Countywide Planning Policies

What are the Countywide Planning Policies (CPPs)?

The Countywide Planning Policies (CPPs) apply to all cities and towns within Snohomish County, as well as the county itself. The CPPs provide the framework for each jurisdiction’s comprehensive plans and associated policies intended to comply with the Multicounty Planning Policies (MPPs) in VISION 2050 developed by the Puget Sound Regional Council (PSRC). The Growth Management Act (GMA) requires coordination and consistency between comprehensive plans for all jurisdictions in the same county. 

There is a broad range of categories within the CPPs, including chapters on Housing, Economic Development and Employment, Transportation, Natural Environment, and Public Services and Facilities.

A graphical representation of the planning framework in Washington State. Image courtesy of PSRC

Planning for the Future: Regional and Local Plans

The Puget Sound Regional Council (PSRC) is a regional planning agency with four membership counties which include: Snohomish, King, Kitsap, and Pierce Counties. PSRC is responsible for developing and approving a regional plan every ten years. In October 2020, the PSRC General Assembly approved VISION 2050, the updated regional plan. Some highlights of VISION 2050 include updated policies with more focus on Climate Change, environmental justice, and social justice.   

VISION 2050 has multicounty planning policies (MPPs), which address a variety of topics, including the Regional Growth Strategy (RGS) that outlines a preferred pattern of urban growth across the region. The 2021 update of the Countywide Planning Policies for Snohomish County is consistent with and reflects the changes to the MPPs.   
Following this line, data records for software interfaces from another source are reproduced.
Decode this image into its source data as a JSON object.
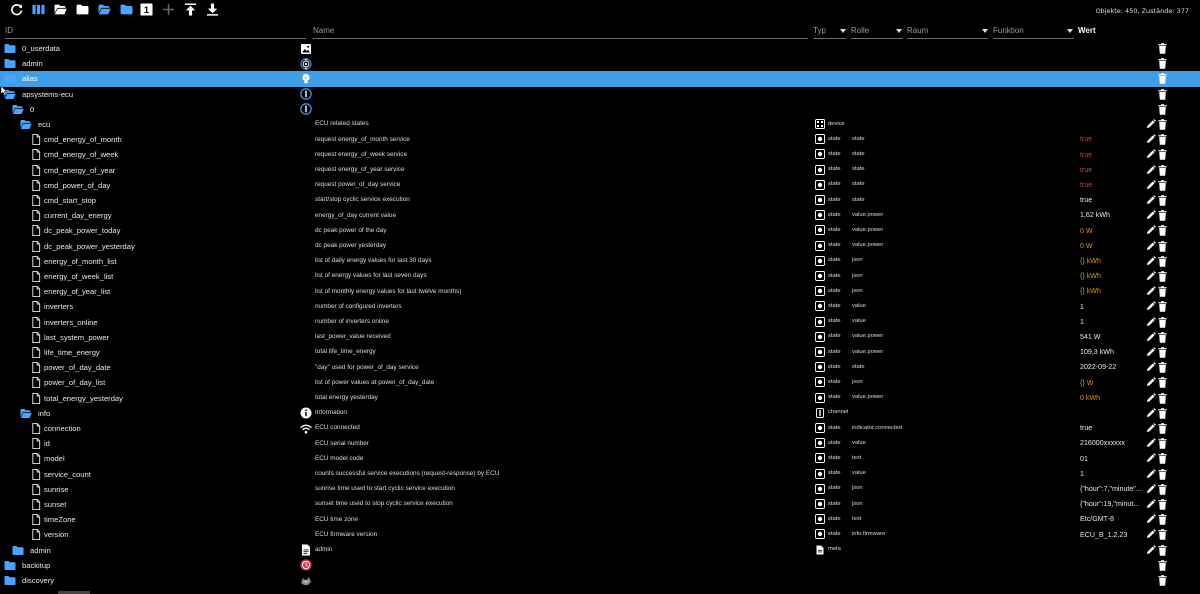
{
  "toolbar": {
    "buttons": [
      {
        "name": "refresh-button",
        "icon": "refresh-icon",
        "color": "#ffffff"
      },
      {
        "name": "columns-button",
        "icon": "columns-icon",
        "color": "#4aa3ff"
      },
      {
        "name": "collapse-all-button",
        "icon": "folder-open-icon",
        "color": "#ffffff"
      },
      {
        "name": "expand-all-button",
        "icon": "folder-icon",
        "color": "#ffffff"
      },
      {
        "name": "collapse-level-button",
        "icon": "folder-open-icon",
        "color": "#4aa3ff"
      },
      {
        "name": "expand-level-button",
        "icon": "folder-icon",
        "color": "#4aa3ff"
      },
      {
        "name": "level-one-button",
        "icon": "box-one-icon",
        "color": "#ffffff",
        "text": "1"
      },
      {
        "name": "add-button",
        "icon": "plus-icon",
        "color": "#666666"
      },
      {
        "name": "upload-button",
        "icon": "upload-icon",
        "color": "#ffffff"
      },
      {
        "name": "download-button",
        "icon": "download-icon",
        "color": "#ffffff"
      }
    ],
    "counts": "Objekte: 450, Zustände: 377"
  },
  "header": {
    "id": "ID",
    "name": "Name",
    "typ": "Typ",
    "rolle": "Rolle",
    "raum": "Raum",
    "funktion": "Funktion",
    "wert": "Wert"
  },
  "rows": [
    {
      "id": "0_userdata",
      "depth": 0,
      "kind": "folder-closed",
      "icon": "image-icon",
      "name": "",
      "typ": "",
      "role": "",
      "value": "",
      "valueColor": "",
      "edit": false,
      "selected": false
    },
    {
      "id": "admin",
      "depth": 0,
      "kind": "folder-closed",
      "icon": "admin-gear-icon",
      "name": "",
      "typ": "",
      "role": "",
      "value": "",
      "valueColor": "",
      "edit": false,
      "selected": false
    },
    {
      "id": "alias",
      "depth": 0,
      "kind": "folder-closed",
      "icon": "lightbulb-icon",
      "name": "",
      "typ": "",
      "role": "",
      "value": "",
      "valueColor": "",
      "edit": false,
      "selected": true
    },
    {
      "id": "apsystems-ecu",
      "depth": 0,
      "kind": "folder-open",
      "icon": "info-circle-icon",
      "name": "",
      "typ": "",
      "role": "",
      "value": "",
      "valueColor": "",
      "edit": false,
      "selected": false
    },
    {
      "id": "0",
      "depth": 1,
      "kind": "folder-open",
      "icon": "info-circle-icon",
      "name": "",
      "typ": "",
      "role": "",
      "value": "",
      "valueColor": "",
      "edit": false,
      "selected": false
    },
    {
      "id": "ecu",
      "depth": 2,
      "kind": "folder-open",
      "icon": "",
      "name": "ECU related states",
      "typ": "device",
      "typIcon": "device-icon",
      "role": "",
      "value": "",
      "valueColor": "",
      "edit": true,
      "selected": false
    },
    {
      "id": "cmd_energy_of_month",
      "depth": 3,
      "kind": "file",
      "icon": "",
      "name": "request energy_of_month service",
      "typ": "state",
      "typIcon": "state-icon",
      "role": "state",
      "value": "true",
      "valueColor": "red",
      "edit": true,
      "selected": false
    },
    {
      "id": "cmd_energy_of_week",
      "depth": 3,
      "kind": "file",
      "icon": "",
      "name": "request energy_of_week service",
      "typ": "state",
      "typIcon": "state-icon",
      "role": "state",
      "value": "true",
      "valueColor": "red",
      "edit": true,
      "selected": false
    },
    {
      "id": "cmd_energy_of_year",
      "depth": 3,
      "kind": "file",
      "icon": "",
      "name": "request energy_of_year service",
      "typ": "state",
      "typIcon": "state-icon",
      "role": "state",
      "value": "true",
      "valueColor": "red",
      "edit": true,
      "selected": false
    },
    {
      "id": "cmd_power_of_day",
      "depth": 3,
      "kind": "file",
      "icon": "",
      "name": "request power_of_day service",
      "typ": "state",
      "typIcon": "state-icon",
      "role": "state",
      "value": "true",
      "valueColor": "red",
      "edit": true,
      "selected": false
    },
    {
      "id": "cmd_start_stop",
      "depth": 3,
      "kind": "file",
      "icon": "",
      "name": "start/stop cyclic service execution",
      "typ": "state",
      "typIcon": "state-icon",
      "role": "state",
      "value": "true",
      "valueColor": "",
      "edit": true,
      "selected": false
    },
    {
      "id": "current_day_energy",
      "depth": 3,
      "kind": "file",
      "icon": "",
      "name": "energy_of_day current value",
      "typ": "state",
      "typIcon": "state-icon",
      "role": "value.power",
      "value": "1,62 kWh",
      "valueColor": "",
      "edit": true,
      "selected": false
    },
    {
      "id": "dc_peak_power_today",
      "depth": 3,
      "kind": "file",
      "icon": "",
      "name": "dc peak power of the day",
      "typ": "state",
      "typIcon": "state-icon",
      "role": "value.power",
      "value": "0 W",
      "valueColor": "orange",
      "edit": true,
      "selected": false
    },
    {
      "id": "dc_peak_power_yesterday",
      "depth": 3,
      "kind": "file",
      "icon": "",
      "name": "dc peak power yesterday",
      "typ": "state",
      "typIcon": "state-icon",
      "role": "value.power",
      "value": "0 W",
      "valueColor": "orange",
      "edit": true,
      "selected": false
    },
    {
      "id": "energy_of_month_list",
      "depth": 3,
      "kind": "file",
      "icon": "",
      "name": "list of daily energy values for last 30 days",
      "typ": "state",
      "typIcon": "state-icon",
      "role": "json",
      "value": "{} kWh",
      "valueColor": "orange",
      "edit": true,
      "selected": false
    },
    {
      "id": "energy_of_week_list",
      "depth": 3,
      "kind": "file",
      "icon": "",
      "name": "list of energy values for last seven days",
      "typ": "state",
      "typIcon": "state-icon",
      "role": "json",
      "value": "{} kWh",
      "valueColor": "orange",
      "edit": true,
      "selected": false
    },
    {
      "id": "energy_of_year_list",
      "depth": 3,
      "kind": "file",
      "icon": "",
      "name": "list of monthly energy values for last twelve months)",
      "typ": "state",
      "typIcon": "state-icon",
      "role": "json",
      "value": "{} kWh",
      "valueColor": "orange",
      "edit": true,
      "selected": false
    },
    {
      "id": "inverters",
      "depth": 3,
      "kind": "file",
      "icon": "",
      "name": "number of configured inverters",
      "typ": "state",
      "typIcon": "state-icon",
      "role": "value",
      "value": "1",
      "valueColor": "",
      "edit": true,
      "selected": false
    },
    {
      "id": "inverters_online",
      "depth": 3,
      "kind": "file",
      "icon": "",
      "name": "number of inverters online",
      "typ": "state",
      "typIcon": "state-icon",
      "role": "value",
      "value": "1",
      "valueColor": "",
      "edit": true,
      "selected": false
    },
    {
      "id": "last_system_power",
      "depth": 3,
      "kind": "file",
      "icon": "",
      "name": "last_power_value received",
      "typ": "state",
      "typIcon": "state-icon",
      "role": "value.power",
      "value": "541 W",
      "valueColor": "",
      "edit": true,
      "selected": false
    },
    {
      "id": "life_time_energy",
      "depth": 3,
      "kind": "file",
      "icon": "",
      "name": "total life_time_energy",
      "typ": "state",
      "typIcon": "state-icon",
      "role": "value.power",
      "value": "109,3 kWh",
      "valueColor": "",
      "edit": true,
      "selected": false
    },
    {
      "id": "power_of_day_date",
      "depth": 3,
      "kind": "file",
      "icon": "",
      "name": "\"day\" used for power_of_day service",
      "typ": "state",
      "typIcon": "state-icon",
      "role": "state",
      "value": "2022-09-22",
      "valueColor": "",
      "edit": true,
      "selected": false
    },
    {
      "id": "power_of_day_list",
      "depth": 3,
      "kind": "file",
      "icon": "",
      "name": "list of power values at power_of_day_date",
      "typ": "state",
      "typIcon": "state-icon",
      "role": "json",
      "value": "{} W",
      "valueColor": "orange",
      "edit": true,
      "selected": false
    },
    {
      "id": "total_energy_yesterday",
      "depth": 3,
      "kind": "file",
      "icon": "",
      "name": "total energy yesterday",
      "typ": "state",
      "typIcon": "state-icon",
      "role": "value.power",
      "value": "0 kWh",
      "valueColor": "orange",
      "edit": true,
      "selected": false
    },
    {
      "id": "info",
      "depth": 2,
      "kind": "folder-open",
      "icon": "info-solid-icon",
      "name": "Information",
      "typ": "channel",
      "typIcon": "channel-icon",
      "role": "",
      "value": "",
      "valueColor": "",
      "edit": true,
      "selected": false
    },
    {
      "id": "connection",
      "depth": 3,
      "kind": "file",
      "icon": "wifi-icon",
      "name": "ECU connected",
      "typ": "state",
      "typIcon": "state-icon",
      "role": "indicator.connected",
      "value": "true",
      "valueColor": "",
      "edit": true,
      "selected": false
    },
    {
      "id": "id",
      "depth": 3,
      "kind": "file",
      "icon": "",
      "name": "ECU serial number",
      "typ": "state",
      "typIcon": "state-icon",
      "role": "value",
      "value": "216000xxxxxx",
      "valueColor": "",
      "edit": true,
      "selected": false
    },
    {
      "id": "model",
      "depth": 3,
      "kind": "file",
      "icon": "",
      "name": "ECU model code",
      "typ": "state",
      "typIcon": "state-icon",
      "role": "text",
      "value": "01",
      "valueColor": "",
      "edit": true,
      "selected": false
    },
    {
      "id": "service_count",
      "depth": 3,
      "kind": "file",
      "icon": "",
      "name": "counts successful service executions (request-response) by ECU",
      "typ": "state",
      "typIcon": "state-icon",
      "role": "value",
      "value": "1",
      "valueColor": "",
      "edit": true,
      "selected": false
    },
    {
      "id": "sunrise",
      "depth": 3,
      "kind": "file",
      "icon": "",
      "name": "sunrise time used to start cyclic service execution",
      "typ": "state",
      "typIcon": "state-icon",
      "role": "json",
      "value": "{\"hour\":7,\"minute\"...",
      "valueColor": "",
      "edit": true,
      "selected": false
    },
    {
      "id": "sunset",
      "depth": 3,
      "kind": "file",
      "icon": "",
      "name": "sunset time used to stop cyclic service execution",
      "typ": "state",
      "typIcon": "state-icon",
      "role": "json",
      "value": "{\"hour\":19,\"minut...",
      "valueColor": "",
      "edit": true,
      "selected": false
    },
    {
      "id": "timeZone",
      "depth": 3,
      "kind": "file",
      "icon": "",
      "name": "ECU time zone",
      "typ": "state",
      "typIcon": "state-icon",
      "role": "text",
      "value": "Etc/GMT-8",
      "valueColor": "",
      "edit": true,
      "selected": false
    },
    {
      "id": "version",
      "depth": 3,
      "kind": "file",
      "icon": "",
      "name": "ECU firmware version",
      "typ": "state",
      "typIcon": "state-icon",
      "role": "info.firmware",
      "value": "ECU_B_1.2.23",
      "valueColor": "",
      "edit": true,
      "selected": false
    },
    {
      "id": "admin",
      "depth": 1,
      "kind": "folder-closed",
      "icon": "document-icon",
      "name": "admin",
      "typ": "meta",
      "typIcon": "meta-icon",
      "role": "",
      "value": "",
      "valueColor": "",
      "edit": true,
      "selected": false
    },
    {
      "id": "backitup",
      "depth": 0,
      "kind": "folder-closed",
      "icon": "backitup-icon",
      "name": "",
      "typ": "",
      "role": "",
      "value": "",
      "valueColor": "",
      "edit": false,
      "selected": false
    },
    {
      "id": "discovery",
      "depth": 0,
      "kind": "folder-closed",
      "icon": "discovery-icon",
      "name": "",
      "typ": "",
      "role": "",
      "value": "",
      "valueColor": "",
      "edit": false,
      "selected": false
    }
  ],
  "colors": {
    "folder": "#4aa3ff",
    "selected": "#3f9ee6",
    "valueRed": "#d7412f",
    "valueOrange": "#e0920d",
    "background": "#000000"
  }
}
PSRC also develops and adopts other regional plans that have an impact on countywide and local planning in Snohomish County. The Regional Centers Framework, which outlines standards for the identification of regional, countywide, and local centers, was updated in 2018. Centers are locations where future population and employment growth will be concentrated. Other documents include the regional economic strategy and the Regional Open Space Conservation Plan.